Go through the entries below. Copy each line in which "York" appears.

Study material >>
+++

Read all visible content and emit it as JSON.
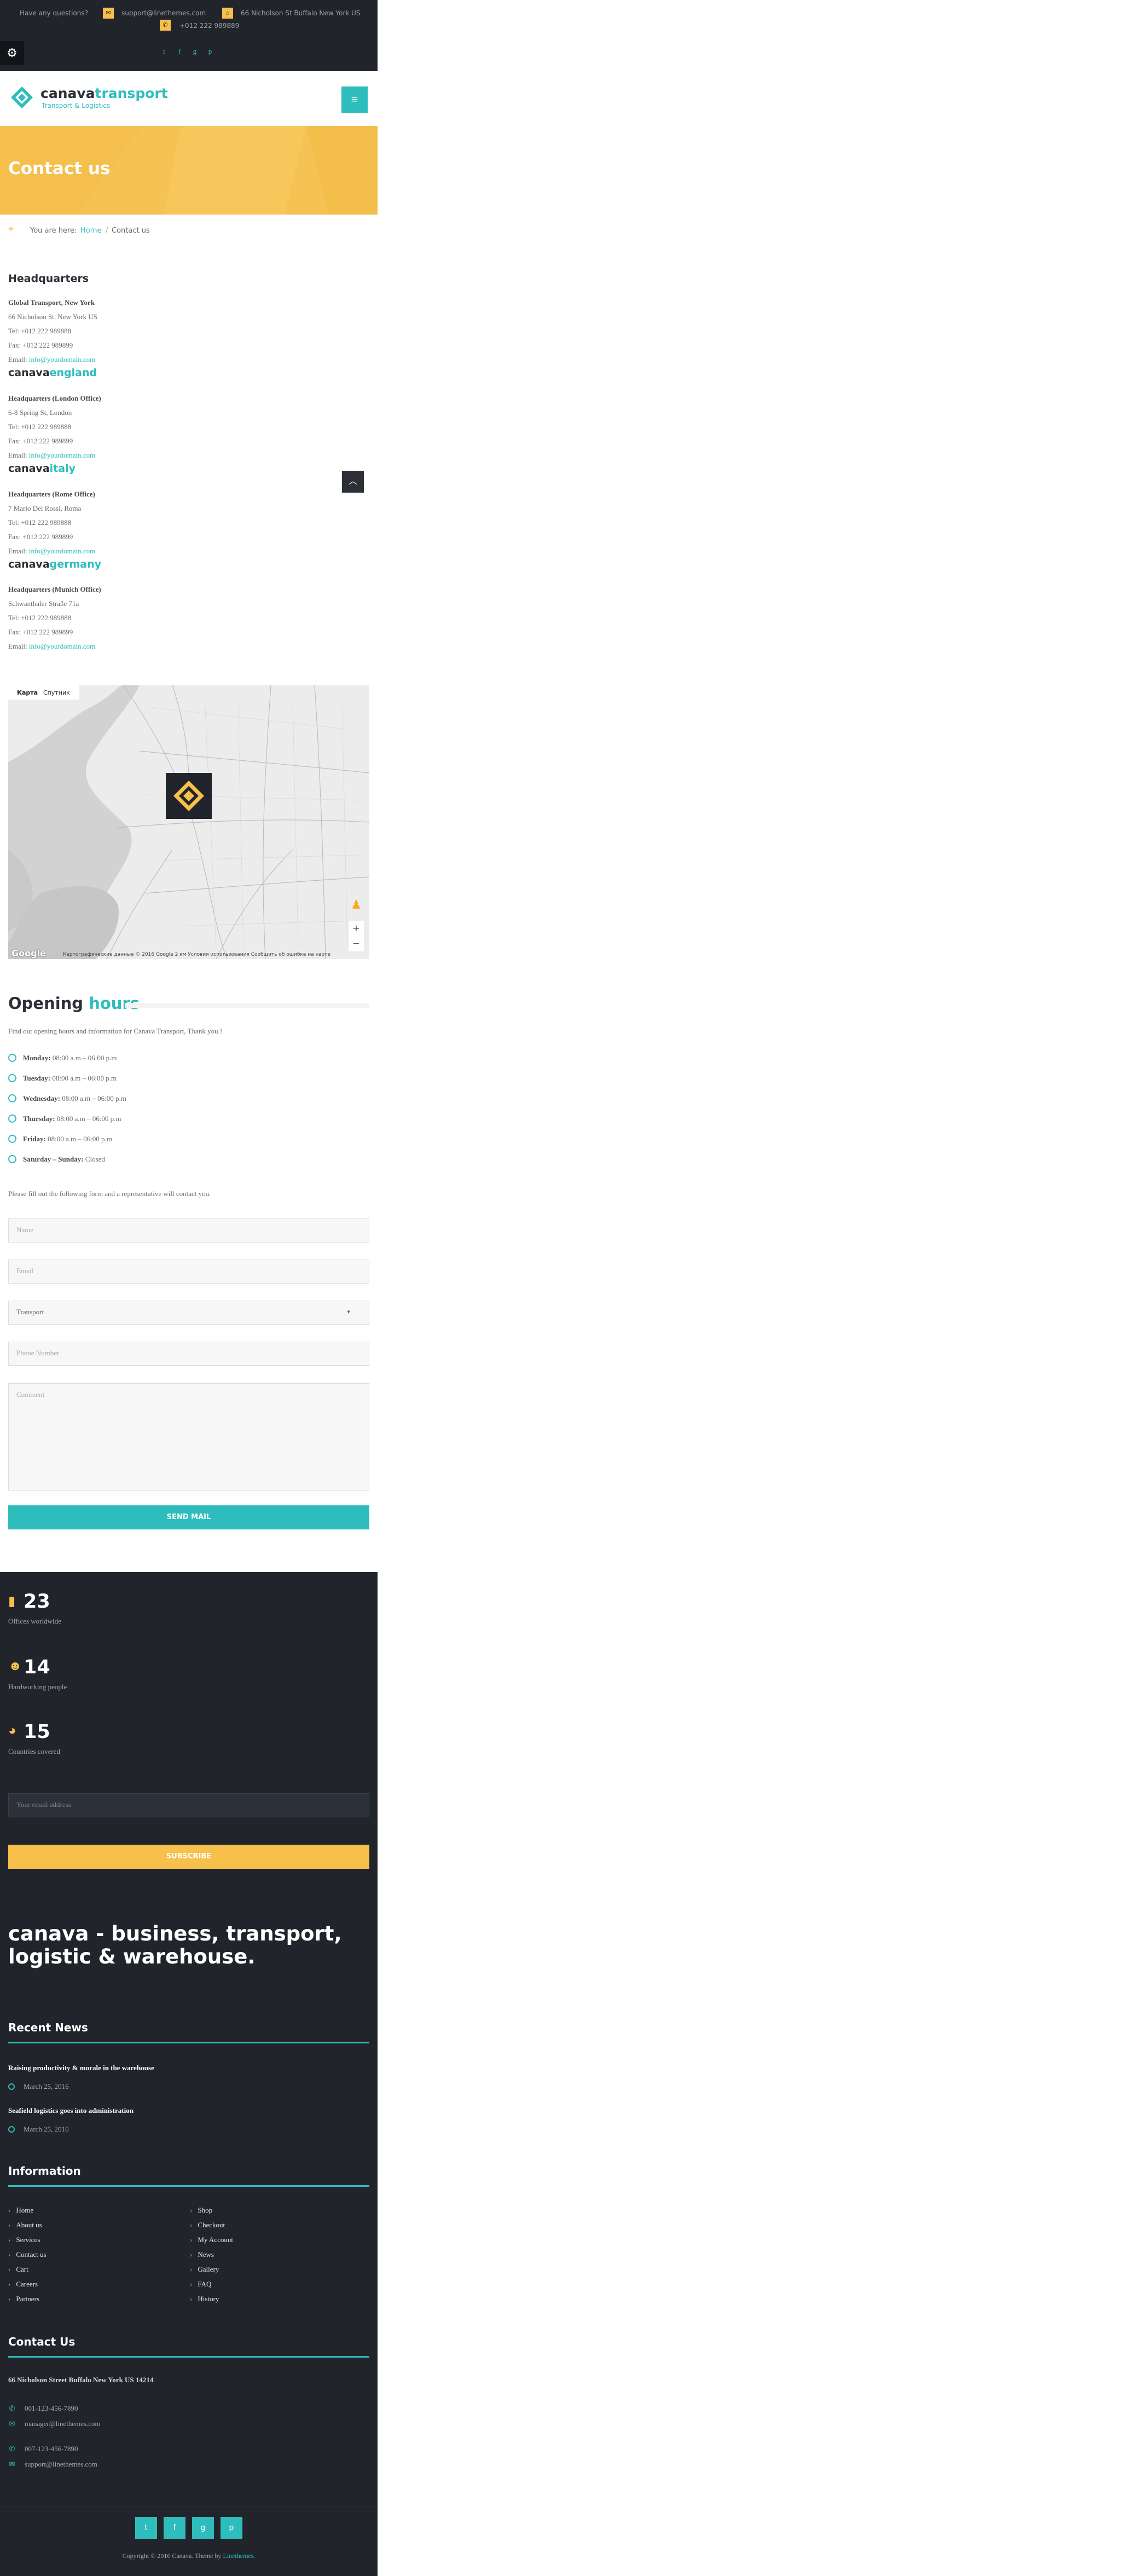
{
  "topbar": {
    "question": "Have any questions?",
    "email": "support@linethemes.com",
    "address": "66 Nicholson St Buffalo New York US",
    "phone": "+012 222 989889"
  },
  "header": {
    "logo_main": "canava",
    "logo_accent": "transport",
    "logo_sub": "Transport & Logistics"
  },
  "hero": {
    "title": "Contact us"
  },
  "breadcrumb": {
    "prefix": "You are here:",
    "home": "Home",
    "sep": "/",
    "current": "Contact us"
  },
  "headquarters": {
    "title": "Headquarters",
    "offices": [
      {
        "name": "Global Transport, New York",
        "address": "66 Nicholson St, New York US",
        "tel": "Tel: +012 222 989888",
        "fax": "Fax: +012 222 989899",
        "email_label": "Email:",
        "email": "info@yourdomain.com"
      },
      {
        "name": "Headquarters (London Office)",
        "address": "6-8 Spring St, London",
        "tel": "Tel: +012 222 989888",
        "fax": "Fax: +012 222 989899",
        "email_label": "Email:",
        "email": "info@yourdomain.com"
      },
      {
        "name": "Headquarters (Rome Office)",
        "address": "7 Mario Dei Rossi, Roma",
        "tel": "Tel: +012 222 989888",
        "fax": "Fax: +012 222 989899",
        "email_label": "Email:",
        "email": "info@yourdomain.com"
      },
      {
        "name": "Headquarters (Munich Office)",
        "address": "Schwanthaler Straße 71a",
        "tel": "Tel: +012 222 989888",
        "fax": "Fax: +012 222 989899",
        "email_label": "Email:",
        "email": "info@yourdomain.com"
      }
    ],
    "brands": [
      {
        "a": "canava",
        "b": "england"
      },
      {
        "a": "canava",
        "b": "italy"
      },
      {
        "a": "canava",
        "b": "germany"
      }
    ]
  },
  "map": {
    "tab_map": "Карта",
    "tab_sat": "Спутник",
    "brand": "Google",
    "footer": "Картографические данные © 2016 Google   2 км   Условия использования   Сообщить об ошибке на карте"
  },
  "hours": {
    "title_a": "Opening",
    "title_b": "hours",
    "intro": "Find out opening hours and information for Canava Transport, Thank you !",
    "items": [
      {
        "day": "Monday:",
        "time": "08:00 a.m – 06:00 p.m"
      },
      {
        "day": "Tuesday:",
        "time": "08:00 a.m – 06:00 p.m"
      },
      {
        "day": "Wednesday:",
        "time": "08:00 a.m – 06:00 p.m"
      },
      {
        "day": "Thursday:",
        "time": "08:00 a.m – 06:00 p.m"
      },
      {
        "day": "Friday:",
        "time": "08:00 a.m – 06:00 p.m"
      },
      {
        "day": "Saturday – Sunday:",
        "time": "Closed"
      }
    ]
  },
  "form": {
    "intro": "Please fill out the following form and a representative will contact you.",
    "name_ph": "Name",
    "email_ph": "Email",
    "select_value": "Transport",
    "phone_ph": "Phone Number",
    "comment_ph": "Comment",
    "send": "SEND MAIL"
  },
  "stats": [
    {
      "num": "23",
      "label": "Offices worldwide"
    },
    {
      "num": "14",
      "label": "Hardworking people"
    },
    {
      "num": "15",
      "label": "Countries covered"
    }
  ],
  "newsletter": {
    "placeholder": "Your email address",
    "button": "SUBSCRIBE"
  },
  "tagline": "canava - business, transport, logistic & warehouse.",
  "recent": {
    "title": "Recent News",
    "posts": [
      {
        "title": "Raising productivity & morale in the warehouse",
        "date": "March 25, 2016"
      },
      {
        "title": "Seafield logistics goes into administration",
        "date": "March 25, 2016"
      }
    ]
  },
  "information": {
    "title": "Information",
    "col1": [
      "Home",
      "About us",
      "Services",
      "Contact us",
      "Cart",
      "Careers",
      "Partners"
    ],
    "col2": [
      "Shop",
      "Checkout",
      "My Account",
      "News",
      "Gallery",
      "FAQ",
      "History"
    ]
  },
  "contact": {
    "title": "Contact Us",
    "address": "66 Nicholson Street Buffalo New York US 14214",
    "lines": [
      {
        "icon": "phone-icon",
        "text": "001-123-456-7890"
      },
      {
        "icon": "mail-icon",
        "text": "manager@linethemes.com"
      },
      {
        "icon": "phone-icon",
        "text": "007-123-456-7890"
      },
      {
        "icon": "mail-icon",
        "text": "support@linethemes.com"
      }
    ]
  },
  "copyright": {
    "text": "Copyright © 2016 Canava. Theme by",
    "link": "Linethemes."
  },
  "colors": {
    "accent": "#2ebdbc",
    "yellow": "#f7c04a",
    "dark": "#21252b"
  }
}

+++

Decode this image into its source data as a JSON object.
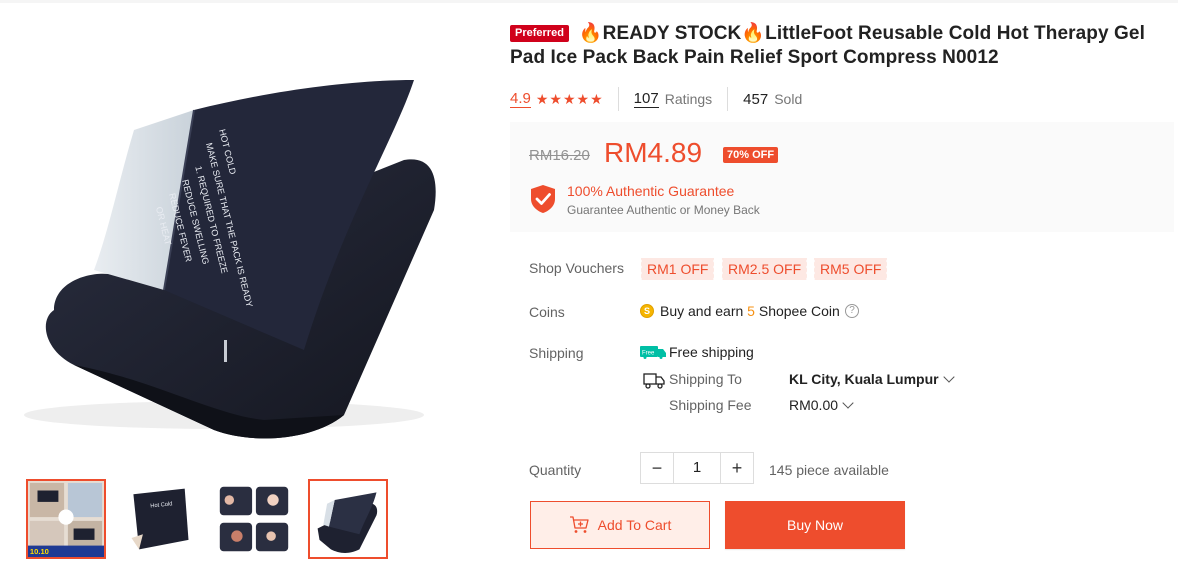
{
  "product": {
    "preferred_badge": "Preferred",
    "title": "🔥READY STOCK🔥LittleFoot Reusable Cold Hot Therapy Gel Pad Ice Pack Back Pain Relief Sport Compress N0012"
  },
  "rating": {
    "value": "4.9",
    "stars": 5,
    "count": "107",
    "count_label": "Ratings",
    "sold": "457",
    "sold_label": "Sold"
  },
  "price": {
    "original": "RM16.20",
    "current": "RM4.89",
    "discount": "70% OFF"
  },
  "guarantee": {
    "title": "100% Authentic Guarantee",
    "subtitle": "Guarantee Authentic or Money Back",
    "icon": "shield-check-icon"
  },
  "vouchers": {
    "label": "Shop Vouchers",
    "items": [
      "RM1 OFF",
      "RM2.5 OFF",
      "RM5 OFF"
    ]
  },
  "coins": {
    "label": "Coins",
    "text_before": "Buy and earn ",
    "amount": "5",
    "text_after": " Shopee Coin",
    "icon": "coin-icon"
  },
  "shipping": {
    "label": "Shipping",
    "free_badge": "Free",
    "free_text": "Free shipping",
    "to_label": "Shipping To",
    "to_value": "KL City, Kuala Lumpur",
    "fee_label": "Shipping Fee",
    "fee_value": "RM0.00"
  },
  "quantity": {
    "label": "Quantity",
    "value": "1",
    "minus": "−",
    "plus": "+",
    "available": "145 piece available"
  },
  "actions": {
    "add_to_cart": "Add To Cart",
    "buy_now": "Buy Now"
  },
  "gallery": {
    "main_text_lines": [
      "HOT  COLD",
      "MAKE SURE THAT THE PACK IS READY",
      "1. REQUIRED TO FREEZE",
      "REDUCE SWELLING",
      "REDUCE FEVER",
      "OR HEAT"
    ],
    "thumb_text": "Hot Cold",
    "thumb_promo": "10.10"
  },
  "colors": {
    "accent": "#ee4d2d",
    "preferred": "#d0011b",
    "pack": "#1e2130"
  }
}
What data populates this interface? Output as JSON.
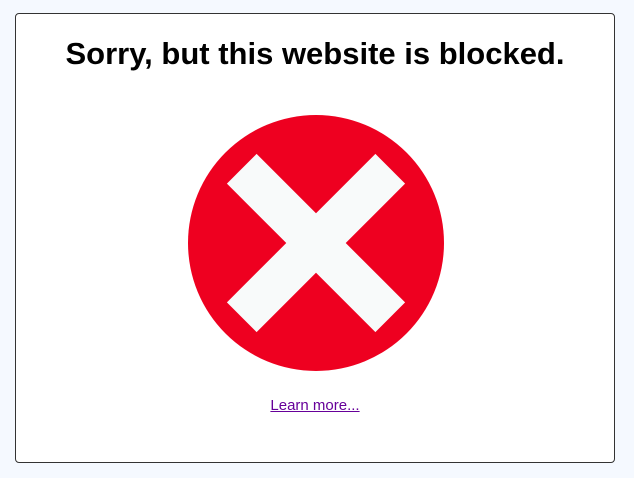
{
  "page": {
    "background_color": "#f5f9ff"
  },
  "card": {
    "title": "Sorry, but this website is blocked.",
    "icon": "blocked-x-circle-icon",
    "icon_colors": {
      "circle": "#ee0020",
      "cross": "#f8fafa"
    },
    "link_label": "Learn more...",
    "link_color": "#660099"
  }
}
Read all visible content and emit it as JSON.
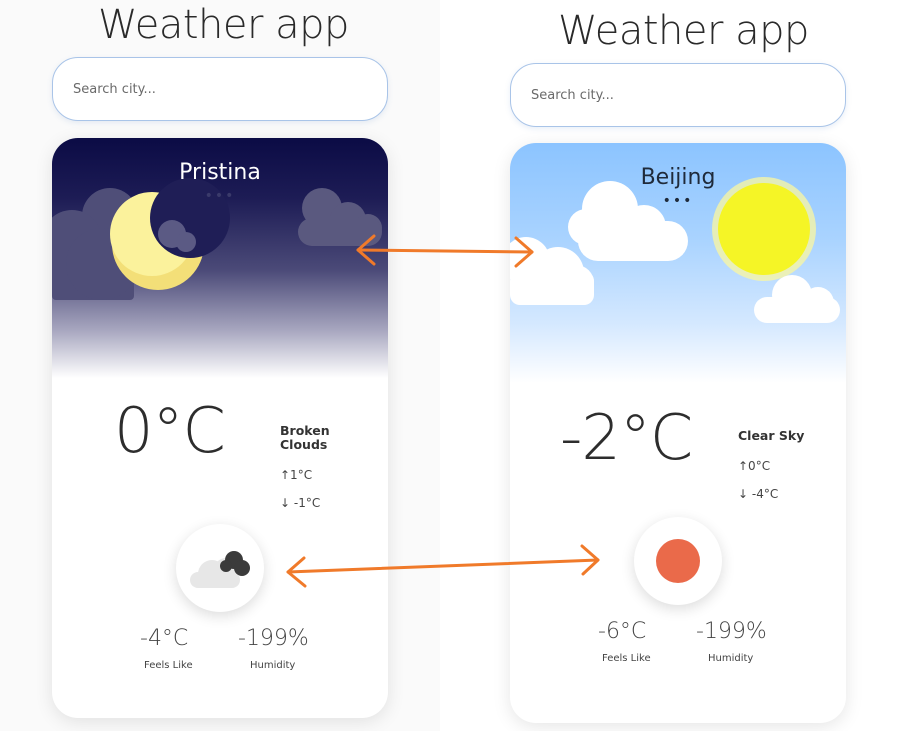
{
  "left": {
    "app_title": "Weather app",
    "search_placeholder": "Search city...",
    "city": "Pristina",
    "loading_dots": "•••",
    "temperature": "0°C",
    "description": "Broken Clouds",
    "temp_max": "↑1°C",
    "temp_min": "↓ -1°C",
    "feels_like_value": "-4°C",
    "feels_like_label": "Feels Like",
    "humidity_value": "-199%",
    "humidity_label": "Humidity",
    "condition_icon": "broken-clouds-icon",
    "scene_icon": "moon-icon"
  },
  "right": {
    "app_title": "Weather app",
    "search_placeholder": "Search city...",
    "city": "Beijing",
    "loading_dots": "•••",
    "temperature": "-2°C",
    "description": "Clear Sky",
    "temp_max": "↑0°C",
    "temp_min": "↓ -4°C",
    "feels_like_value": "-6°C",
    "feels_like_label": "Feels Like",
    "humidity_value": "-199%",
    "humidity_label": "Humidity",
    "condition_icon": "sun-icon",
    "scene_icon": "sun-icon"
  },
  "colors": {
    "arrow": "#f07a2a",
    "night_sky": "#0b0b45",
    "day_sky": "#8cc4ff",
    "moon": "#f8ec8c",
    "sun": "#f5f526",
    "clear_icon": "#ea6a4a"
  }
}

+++

Response area >>
    "address": "66 Nicholson St Buffalo New York US",
        "name": "Global Transport, New York",
        "address": "66 Nicholson St, New York US",
    "address": "66 Nicholson Street Buffalo New York US 14214",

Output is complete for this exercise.